Here are a few fun facts about the new moon:
Its name is a mouthful
The fifth Pluto moon has been provisionally named S/2012 (134340) 1, but it's unlikely anyone other than astronomers will ever call it that. The satellite also currently goes by the less clunky moniker P5, though that won't last forever.
The International Astronomical Union oversees the naming of celestial bodies, and its guidelines stipulate that objects in Pluto's neighborhood receive mythological names associated with the underworld. Pluto, Charon, Nix and Hydra already meet this requirement; P4 and P5 will someday, too.
It's a tiny satellite
P5 is nothing like our own moon, a giant orb massive enough to be rounded into a sphere by its own gravity. Rather, researchers think P5 is irregularly shaped, with a diameter between 6 and 15 miles (10 to 24 kilometers).
P5 is thus likely the smallest of Pluto's known satellites. Charon measures 648 miles (1,043 km) across, Nix and Hydra range between 20 and 70 miles (32 to 113 km) wide, and P4 is thought to be 8 to 21 miles (13 to 34 km) across. [The Moons of Pluto Revealed (Photos)]
For comparison, Earth's moon is roughly 2,150 miles (3,460 km) wide.

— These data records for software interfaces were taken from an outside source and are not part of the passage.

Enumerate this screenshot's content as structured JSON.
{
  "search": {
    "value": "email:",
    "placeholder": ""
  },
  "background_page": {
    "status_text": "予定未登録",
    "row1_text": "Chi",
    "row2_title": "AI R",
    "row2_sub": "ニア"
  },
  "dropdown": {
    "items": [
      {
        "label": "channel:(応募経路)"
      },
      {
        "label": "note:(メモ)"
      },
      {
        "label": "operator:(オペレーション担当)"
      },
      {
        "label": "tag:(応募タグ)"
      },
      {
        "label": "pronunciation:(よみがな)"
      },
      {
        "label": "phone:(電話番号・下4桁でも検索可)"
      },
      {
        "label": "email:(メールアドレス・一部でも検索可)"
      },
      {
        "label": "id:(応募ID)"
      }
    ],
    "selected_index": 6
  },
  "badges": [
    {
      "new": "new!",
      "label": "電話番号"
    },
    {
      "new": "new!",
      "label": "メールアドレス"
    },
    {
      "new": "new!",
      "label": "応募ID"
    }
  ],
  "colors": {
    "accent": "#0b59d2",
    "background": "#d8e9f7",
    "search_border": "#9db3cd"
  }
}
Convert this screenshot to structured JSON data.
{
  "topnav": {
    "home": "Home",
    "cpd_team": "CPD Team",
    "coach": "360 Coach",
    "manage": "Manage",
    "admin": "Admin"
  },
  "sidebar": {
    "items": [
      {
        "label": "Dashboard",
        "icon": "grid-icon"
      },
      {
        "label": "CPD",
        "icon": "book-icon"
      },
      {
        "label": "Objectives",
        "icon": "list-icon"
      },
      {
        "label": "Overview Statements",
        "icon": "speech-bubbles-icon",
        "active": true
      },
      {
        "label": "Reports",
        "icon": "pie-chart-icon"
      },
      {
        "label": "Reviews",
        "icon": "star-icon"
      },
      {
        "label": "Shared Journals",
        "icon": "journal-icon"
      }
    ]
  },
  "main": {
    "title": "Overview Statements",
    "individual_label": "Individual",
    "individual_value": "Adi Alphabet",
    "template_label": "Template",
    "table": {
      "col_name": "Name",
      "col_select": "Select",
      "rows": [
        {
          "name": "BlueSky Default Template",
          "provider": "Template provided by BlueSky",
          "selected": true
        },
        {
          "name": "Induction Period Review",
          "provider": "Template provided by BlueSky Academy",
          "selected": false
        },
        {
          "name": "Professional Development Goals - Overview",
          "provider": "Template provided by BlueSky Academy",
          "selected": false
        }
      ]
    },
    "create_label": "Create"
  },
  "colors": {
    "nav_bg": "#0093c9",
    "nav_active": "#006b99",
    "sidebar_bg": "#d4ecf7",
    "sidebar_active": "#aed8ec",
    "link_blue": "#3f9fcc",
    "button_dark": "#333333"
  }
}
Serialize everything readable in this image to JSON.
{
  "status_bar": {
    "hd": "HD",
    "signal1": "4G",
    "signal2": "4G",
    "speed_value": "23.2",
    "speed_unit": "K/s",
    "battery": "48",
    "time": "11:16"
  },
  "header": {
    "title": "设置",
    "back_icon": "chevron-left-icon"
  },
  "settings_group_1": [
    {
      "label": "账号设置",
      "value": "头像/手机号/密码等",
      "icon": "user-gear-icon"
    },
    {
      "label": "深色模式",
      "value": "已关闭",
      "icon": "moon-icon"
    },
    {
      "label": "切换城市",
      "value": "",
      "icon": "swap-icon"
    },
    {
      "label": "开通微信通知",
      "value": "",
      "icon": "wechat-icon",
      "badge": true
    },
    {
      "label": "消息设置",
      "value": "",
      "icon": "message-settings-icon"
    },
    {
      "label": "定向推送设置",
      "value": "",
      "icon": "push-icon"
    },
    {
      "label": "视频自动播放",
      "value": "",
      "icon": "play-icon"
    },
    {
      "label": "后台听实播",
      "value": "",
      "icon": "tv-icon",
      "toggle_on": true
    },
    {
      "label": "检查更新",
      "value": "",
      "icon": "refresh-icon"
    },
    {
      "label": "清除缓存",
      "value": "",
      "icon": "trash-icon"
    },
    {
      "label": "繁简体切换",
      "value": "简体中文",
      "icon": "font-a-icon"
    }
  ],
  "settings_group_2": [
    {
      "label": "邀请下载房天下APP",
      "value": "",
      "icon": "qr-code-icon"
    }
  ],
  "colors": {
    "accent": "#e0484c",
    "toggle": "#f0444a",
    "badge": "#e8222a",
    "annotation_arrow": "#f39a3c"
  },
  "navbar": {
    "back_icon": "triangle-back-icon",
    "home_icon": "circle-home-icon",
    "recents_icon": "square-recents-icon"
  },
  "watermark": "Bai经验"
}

It's not too far from Pluto
P5 zips around Pluto at an average distance of 29,000 miles (47,000 km), placing it outside the orbit of Charon but inside the orbits of Nix, Hydra and P4. The orbits of all five known Pluto moons are roughly coplanar, researchers said.
Earth's moon, on the other hand, circles our planet from about 239,000 miles (385,000 km) away.